== Supplied records

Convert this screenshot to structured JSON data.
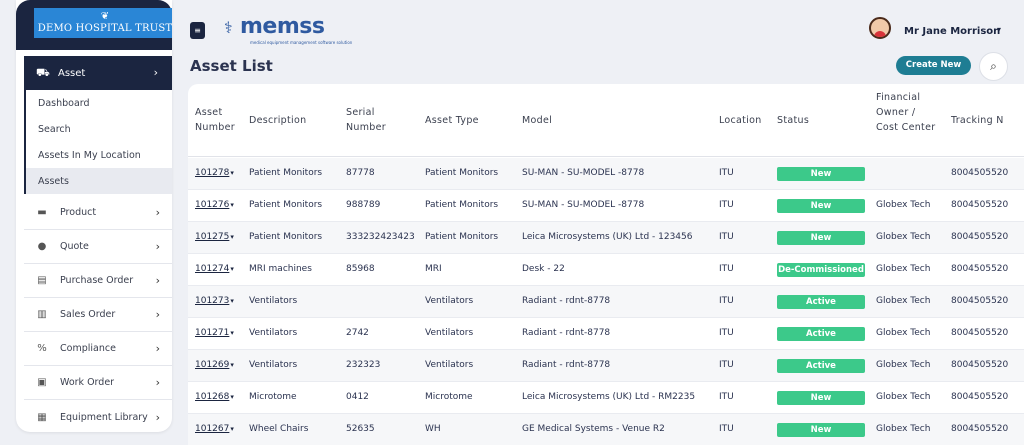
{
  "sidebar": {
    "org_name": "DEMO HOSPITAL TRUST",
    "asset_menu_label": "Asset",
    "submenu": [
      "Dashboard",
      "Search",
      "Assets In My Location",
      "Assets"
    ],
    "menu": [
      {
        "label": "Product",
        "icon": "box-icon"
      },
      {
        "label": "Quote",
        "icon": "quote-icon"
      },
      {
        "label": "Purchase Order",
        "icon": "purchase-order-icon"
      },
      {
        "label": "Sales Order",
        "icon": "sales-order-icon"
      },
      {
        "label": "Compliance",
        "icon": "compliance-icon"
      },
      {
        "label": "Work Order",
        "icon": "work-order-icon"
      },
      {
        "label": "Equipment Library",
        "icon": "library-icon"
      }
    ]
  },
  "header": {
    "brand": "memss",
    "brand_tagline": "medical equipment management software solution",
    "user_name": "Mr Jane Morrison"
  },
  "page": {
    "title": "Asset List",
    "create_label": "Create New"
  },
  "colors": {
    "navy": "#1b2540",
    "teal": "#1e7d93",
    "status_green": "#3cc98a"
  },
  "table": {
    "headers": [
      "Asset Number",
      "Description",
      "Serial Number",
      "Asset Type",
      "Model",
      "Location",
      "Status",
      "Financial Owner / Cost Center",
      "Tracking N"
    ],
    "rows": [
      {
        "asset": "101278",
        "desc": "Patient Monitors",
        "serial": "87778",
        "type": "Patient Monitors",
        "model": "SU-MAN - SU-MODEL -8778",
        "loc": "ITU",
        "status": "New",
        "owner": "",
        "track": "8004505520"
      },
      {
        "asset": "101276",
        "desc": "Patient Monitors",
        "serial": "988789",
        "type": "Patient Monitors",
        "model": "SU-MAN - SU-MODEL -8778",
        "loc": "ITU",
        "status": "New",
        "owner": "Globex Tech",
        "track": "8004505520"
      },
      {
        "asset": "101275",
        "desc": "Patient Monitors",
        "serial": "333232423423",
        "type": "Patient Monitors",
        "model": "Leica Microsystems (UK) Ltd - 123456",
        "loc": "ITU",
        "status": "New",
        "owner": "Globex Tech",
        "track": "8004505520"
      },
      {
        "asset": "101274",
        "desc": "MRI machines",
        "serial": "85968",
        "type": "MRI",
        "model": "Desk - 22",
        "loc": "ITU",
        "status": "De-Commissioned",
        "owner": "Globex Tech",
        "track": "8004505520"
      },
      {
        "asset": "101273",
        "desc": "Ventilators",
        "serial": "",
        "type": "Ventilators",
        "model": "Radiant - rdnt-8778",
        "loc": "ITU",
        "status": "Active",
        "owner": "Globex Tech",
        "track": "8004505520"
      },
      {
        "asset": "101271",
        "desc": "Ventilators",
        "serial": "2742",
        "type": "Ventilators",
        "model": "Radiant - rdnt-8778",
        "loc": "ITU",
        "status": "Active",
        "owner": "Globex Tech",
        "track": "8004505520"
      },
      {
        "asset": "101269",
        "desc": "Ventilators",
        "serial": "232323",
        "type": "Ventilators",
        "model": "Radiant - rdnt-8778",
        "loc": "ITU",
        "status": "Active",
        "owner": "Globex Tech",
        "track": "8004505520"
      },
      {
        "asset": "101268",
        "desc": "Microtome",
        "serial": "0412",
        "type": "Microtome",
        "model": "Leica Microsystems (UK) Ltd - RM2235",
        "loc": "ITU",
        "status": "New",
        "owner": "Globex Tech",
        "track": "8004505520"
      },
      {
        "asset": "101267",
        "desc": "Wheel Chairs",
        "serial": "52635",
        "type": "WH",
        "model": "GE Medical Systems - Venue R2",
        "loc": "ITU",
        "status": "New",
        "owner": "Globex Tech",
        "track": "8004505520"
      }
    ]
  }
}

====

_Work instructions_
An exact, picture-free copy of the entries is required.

_Response to the task_
Convert this screenshot to structured JSON data.
{
  "sidebar": {
    "org_name": "DEMO HOSPITAL TRUST",
    "asset_menu_label": "Asset",
    "submenu": [
      "Dashboard",
      "Search",
      "Assets In My Location",
      "Assets"
    ],
    "menu": [
      {
        "label": "Product",
        "icon": "box-icon"
      },
      {
        "label": "Quote",
        "icon": "quote-icon"
      },
      {
        "label": "Purchase Order",
        "icon": "purchase-order-icon"
      },
      {
        "label": "Sales Order",
        "icon": "sales-order-icon"
      },
      {
        "label": "Compliance",
        "icon": "compliance-icon"
      },
      {
        "label": "Work Order",
        "icon": "work-order-icon"
      },
      {
        "label": "Equipment Library",
        "icon": "library-icon"
      }
    ]
  },
  "header": {
    "brand": "memss",
    "brand_tagline": "medical equipment management software solution",
    "user_name": "Mr Jane Morrison"
  },
  "page": {
    "title": "Asset List",
    "create_label": "Create New"
  },
  "colors": {
    "navy": "#1b2540",
    "teal": "#1e7d93",
    "status_green": "#3cc98a"
  },
  "table": {
    "headers": [
      "Asset Number",
      "Description",
      "Serial Number",
      "Asset Type",
      "Model",
      "Location",
      "Status",
      "Financial Owner / Cost Center",
      "Tracking N"
    ],
    "rows": [
      {
        "asset": "101278",
        "desc": "Patient Monitors",
        "serial": "87778",
        "type": "Patient Monitors",
        "model": "SU-MAN - SU-MODEL -8778",
        "loc": "ITU",
        "status": "New",
        "owner": "",
        "track": "8004505520"
      },
      {
        "asset": "101276",
        "desc": "Patient Monitors",
        "serial": "988789",
        "type": "Patient Monitors",
        "model": "SU-MAN - SU-MODEL -8778",
        "loc": "ITU",
        "status": "New",
        "owner": "Globex Tech",
        "track": "8004505520"
      },
      {
        "asset": "101275",
        "desc": "Patient Monitors",
        "serial": "333232423423",
        "type": "Patient Monitors",
        "model": "Leica Microsystems (UK) Ltd - 123456",
        "loc": "ITU",
        "status": "New",
        "owner": "Globex Tech",
        "track": "8004505520"
      },
      {
        "asset": "101274",
        "desc": "MRI machines",
        "serial": "85968",
        "type": "MRI",
        "model": "Desk - 22",
        "loc": "ITU",
        "status": "De-Commissioned",
        "owner": "Globex Tech",
        "track": "8004505520"
      },
      {
        "asset": "101273",
        "desc": "Ventilators",
        "serial": "",
        "type": "Ventilators",
        "model": "Radiant - rdnt-8778",
        "loc": "ITU",
        "status": "Active",
        "owner": "Globex Tech",
        "track": "8004505520"
      },
      {
        "asset": "101271",
        "desc": "Ventilators",
        "serial": "2742",
        "type": "Ventilators",
        "model": "Radiant - rdnt-8778",
        "loc": "ITU",
        "status": "Active",
        "owner": "Globex Tech",
        "track": "8004505520"
      },
      {
        "asset": "101269",
        "desc": "Ventilators",
        "serial": "232323",
        "type": "Ventilators",
        "model": "Radiant - rdnt-8778",
        "loc": "ITU",
        "status": "Active",
        "owner": "Globex Tech",
        "track": "8004505520"
      },
      {
        "asset": "101268",
        "desc": "Microtome",
        "serial": "0412",
        "type": "Microtome",
        "model": "Leica Microsystems (UK) Ltd - RM2235",
        "loc": "ITU",
        "status": "New",
        "owner": "Globex Tech",
        "track": "8004505520"
      },
      {
        "asset": "101267",
        "desc": "Wheel Chairs",
        "serial": "52635",
        "type": "WH",
        "model": "GE Medical Systems - Venue R2",
        "loc": "ITU",
        "status": "New",
        "owner": "Globex Tech",
        "track": "8004505520"
      }
    ]
  }
}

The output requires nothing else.